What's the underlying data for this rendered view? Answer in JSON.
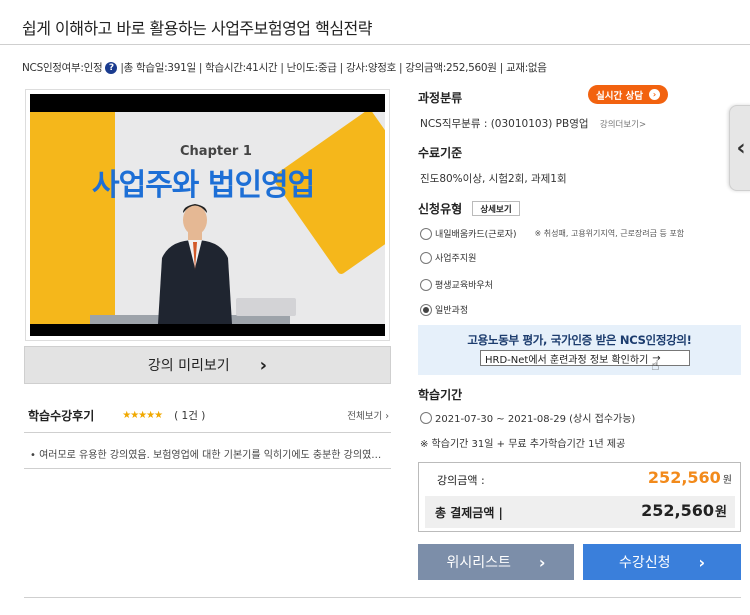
{
  "title": "쉽게 이해하고 바로 활용하는 사업주보험영업 핵심전략",
  "meta": {
    "ncs": "NCS인정여부:인정",
    "help_icon": "?",
    "rest": "|총 학습일:391일 | 학습시간:41시간 | 난이도:중급 | 강사:양정호 | 강의금액:252,560원 | 교재:없음"
  },
  "video": {
    "chapter": "Chapter 1",
    "chapter_title": "사업주와 법인영업"
  },
  "preview": {
    "label": "강의 미리보기",
    "chevron": "›"
  },
  "reviews": {
    "title": "학습수강후기",
    "stars": "★★★★★",
    "count": "( 1건 )",
    "see_all": "전체보기 ›",
    "item": "• 여러모로 유용한 강의였음. 보험영업에 대한 기본기를 익히기에도 충분한 강의였습니다."
  },
  "live_consult": {
    "label": "실시간 상담",
    "icon": "›"
  },
  "category": {
    "title": "과정분류",
    "text": "NCS직무분류 : (03010103) PB영업",
    "link": "강의더보기>"
  },
  "completion": {
    "title": "수료기준",
    "text": "진도80%이상, 시험2회, 과제1회"
  },
  "apply_type": {
    "title": "신청유형",
    "detail_label": "상세보기",
    "options": [
      {
        "label": "내일배움카드(근로자)",
        "note": "※ 취성패, 고용위기지역, 근로장려금 등 포함"
      },
      {
        "label": "사업주지원",
        "note": ""
      },
      {
        "label": "평생교육바우처",
        "note": ""
      },
      {
        "label": "일반과정",
        "note": ""
      }
    ],
    "selected_index": 3
  },
  "banner": {
    "top": "고용노동부 평가, 국가인증 받은 NCS인정강의!",
    "sub": "HRD-Net에서 훈련과정 정보 확인하기",
    "sub_suffix": "→"
  },
  "period": {
    "title": "학습기간",
    "option": "2021-07-30 ~ 2021-08-29 (상시 접수가능)",
    "note": "※ 학습기간 31일 + 무료 추가학습기간 1년 제공"
  },
  "price": {
    "label1": "강의금액 :",
    "value1": "252,560",
    "won1": "원",
    "label2": "총 결제금액  |",
    "value2": "252,560",
    "won2": "원"
  },
  "buttons": {
    "wishlist": "위시리스트",
    "apply": "수강신청",
    "chevron": "›"
  },
  "side_tab": {
    "icon": "‹"
  },
  "colors": {
    "accent_orange": "#f2620f",
    "price_orange": "#f28a1b",
    "wish_btn": "#7c8ea9",
    "apply_btn": "#3a7fdb",
    "banner_bg": "#e6f0fa",
    "video_title_blue": "#1d6fd6",
    "video_yellow": "#f5b71b"
  }
}
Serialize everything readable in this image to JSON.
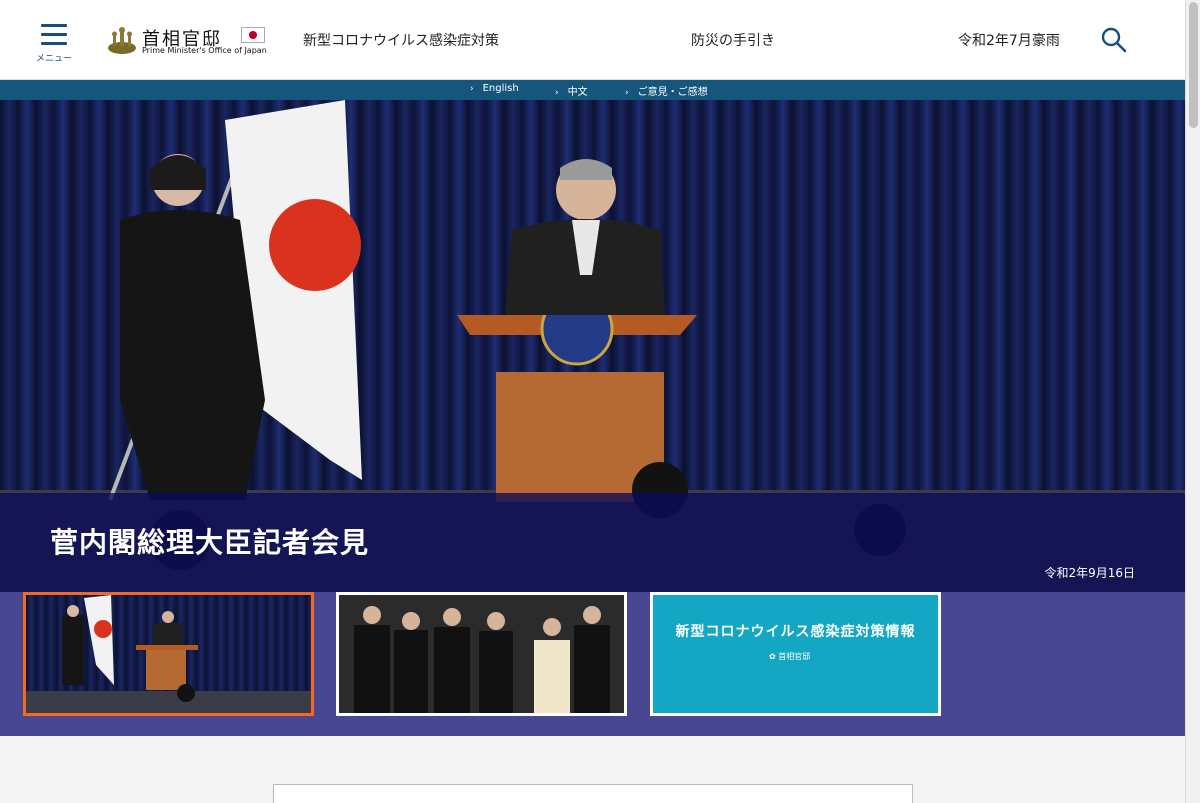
{
  "header": {
    "menu_label": "メニュー",
    "logo_jp": "首相官邸",
    "logo_en": "Prime Minister's Office of Japan",
    "nav": [
      {
        "label": "新型コロナウイルス感染症対策"
      },
      {
        "label": "防災の手引き"
      },
      {
        "label": "令和2年7月豪雨"
      }
    ]
  },
  "subnav": [
    {
      "label": "English"
    },
    {
      "label": "中文"
    },
    {
      "label": "ご意見・ご感想"
    }
  ],
  "hero": {
    "title": "菅内閣総理大臣記者会見",
    "date": "令和2年9月16日"
  },
  "thumbnails": [
    {
      "state": "active"
    },
    {
      "state": "inactive"
    },
    {
      "state": "inactive",
      "title": "新型コロナウイルス感染症対策情報",
      "logo_text": "首相官邸"
    }
  ],
  "colors": {
    "brand_blue": "#16567d",
    "caption_bg": "#0c0a5a",
    "thumb_strip": "#4a4792",
    "active_border": "#f26a21",
    "covid_teal": "#14a7c4"
  },
  "icons": {
    "menu": "hamburger-icon",
    "search": "search-icon",
    "subnav_arrow": "chevron-right-icon"
  }
}
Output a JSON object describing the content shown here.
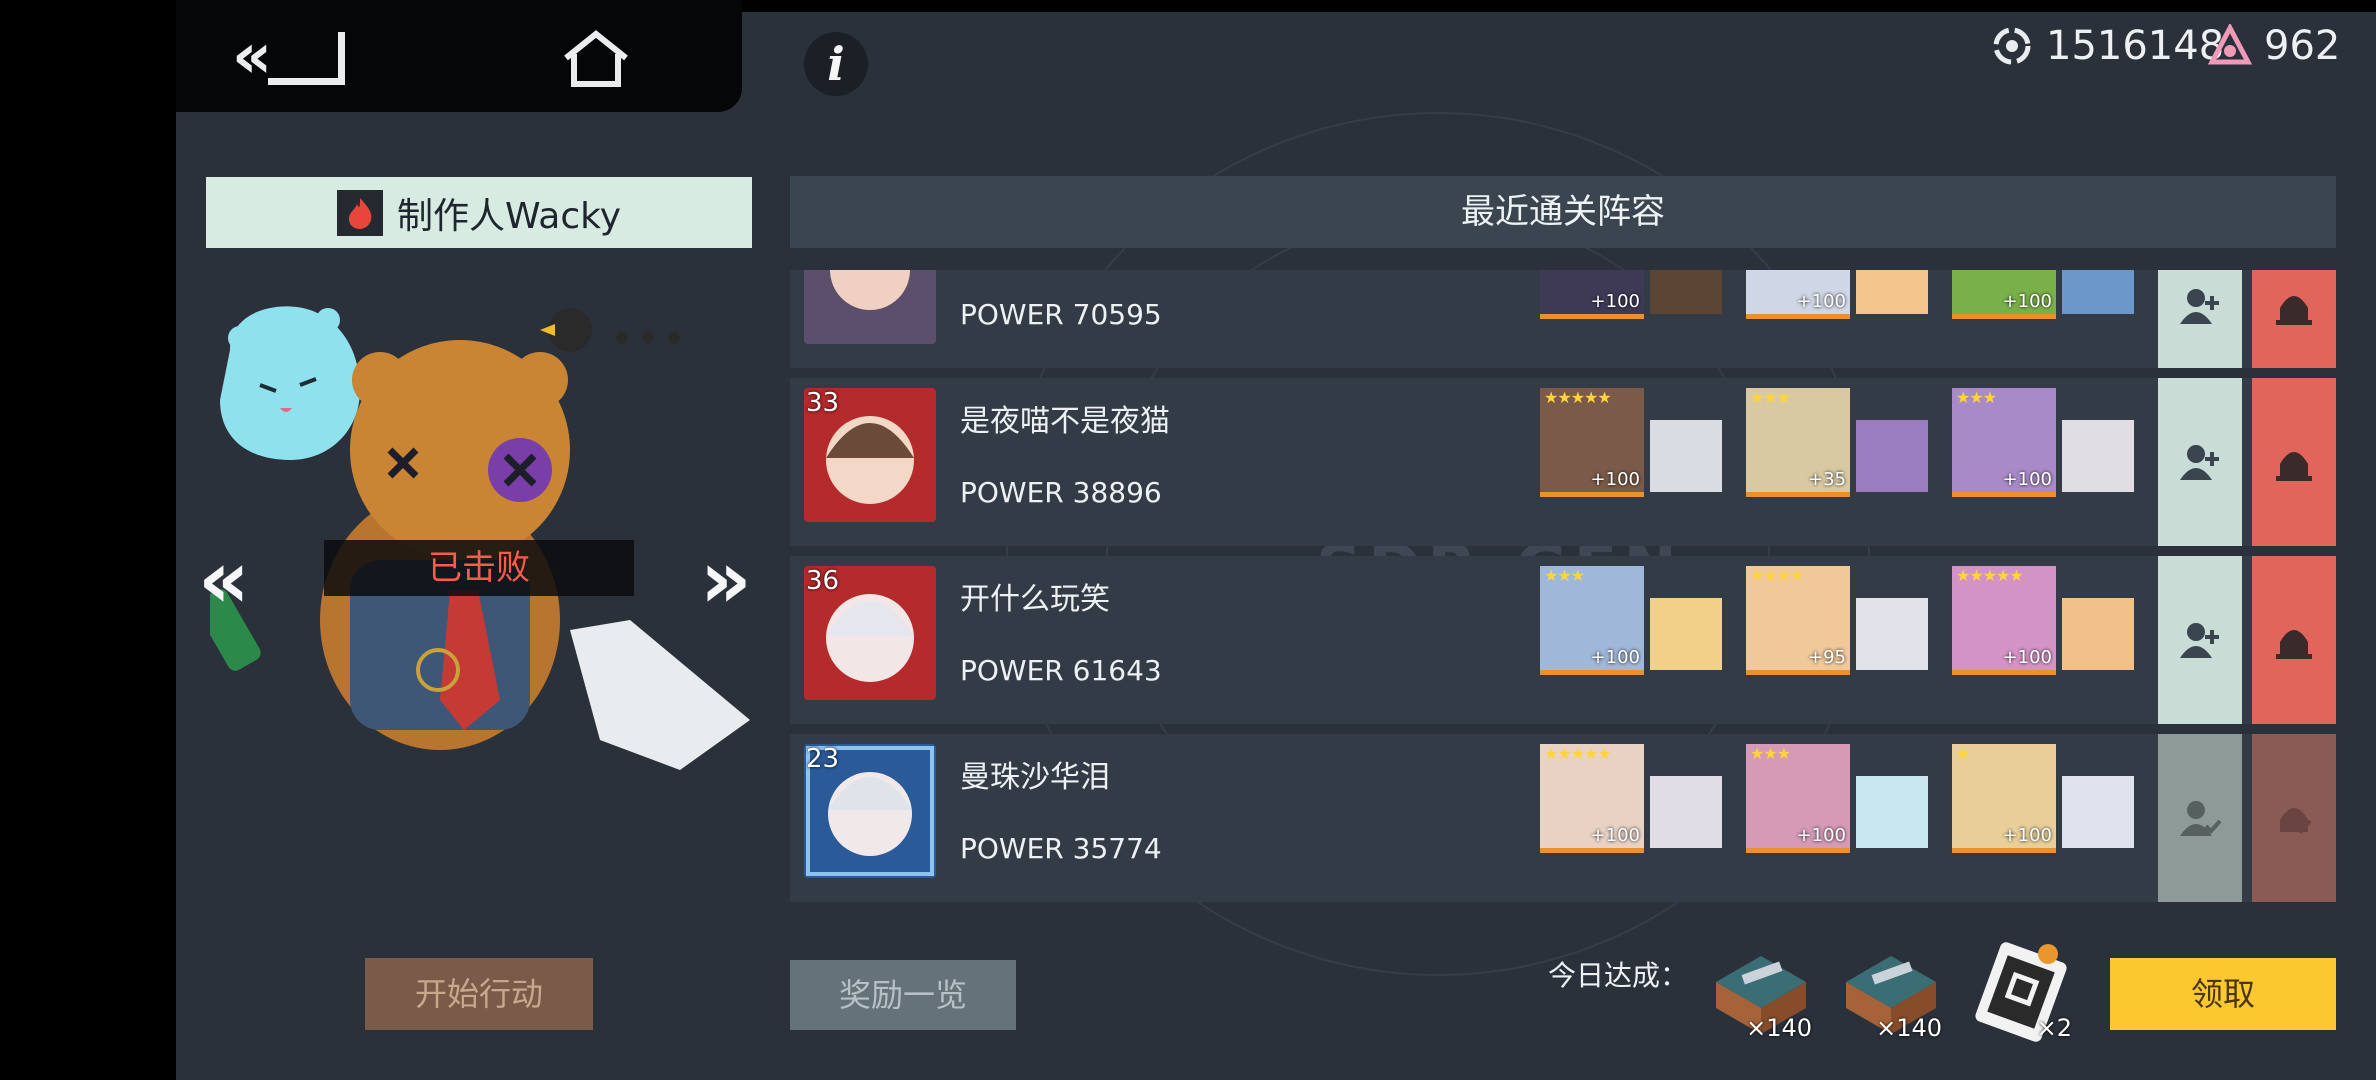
{
  "currency": {
    "coins": "1516148",
    "gems": "962"
  },
  "boss": {
    "name": "制作人Wacky",
    "status": "已击败"
  },
  "panel": {
    "title": "最近通关阵容"
  },
  "rows": [
    {
      "player": "",
      "level": "",
      "power": "POWER 70595",
      "heroes": [
        {
          "stars": "",
          "plus": "+100"
        },
        {
          "stars": "",
          "plus": "+100"
        },
        {
          "stars": "",
          "plus": "+100"
        }
      ]
    },
    {
      "player": "是夜喵不是夜猫",
      "level": "33",
      "power": "POWER 38896",
      "heroes": [
        {
          "stars": "★★★★★",
          "plus": "+100"
        },
        {
          "stars": "★★★",
          "plus": "+35"
        },
        {
          "stars": "★★★",
          "plus": "+100"
        }
      ]
    },
    {
      "player": "开什么玩笑",
      "level": "36",
      "power": "POWER 61643",
      "heroes": [
        {
          "stars": "★★★",
          "plus": "+100"
        },
        {
          "stars": "★★★★",
          "plus": "+95"
        },
        {
          "stars": "★★★★★",
          "plus": "+100"
        }
      ]
    },
    {
      "player": "曼珠沙华泪",
      "level": "23",
      "power": "POWER 35774",
      "heroes": [
        {
          "stars": "★★★★★",
          "plus": "+100"
        },
        {
          "stars": "★★★",
          "plus": "+100"
        },
        {
          "stars": "★",
          "plus": "+100"
        }
      ]
    }
  ],
  "buttons": {
    "start": "开始行动",
    "rewards": "奖励一览",
    "claim": "领取"
  },
  "today": {
    "label": "今日达成：",
    "items": [
      {
        "count": "×140"
      },
      {
        "count": "×140"
      },
      {
        "count": "×2"
      }
    ]
  },
  "colors": {
    "accent_yellow": "#fbc82f",
    "remove_red": "#e0665b",
    "add_mint": "#c9dcd5"
  }
}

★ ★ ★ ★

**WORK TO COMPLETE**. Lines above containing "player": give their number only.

**YOUR RESPONSE**. 4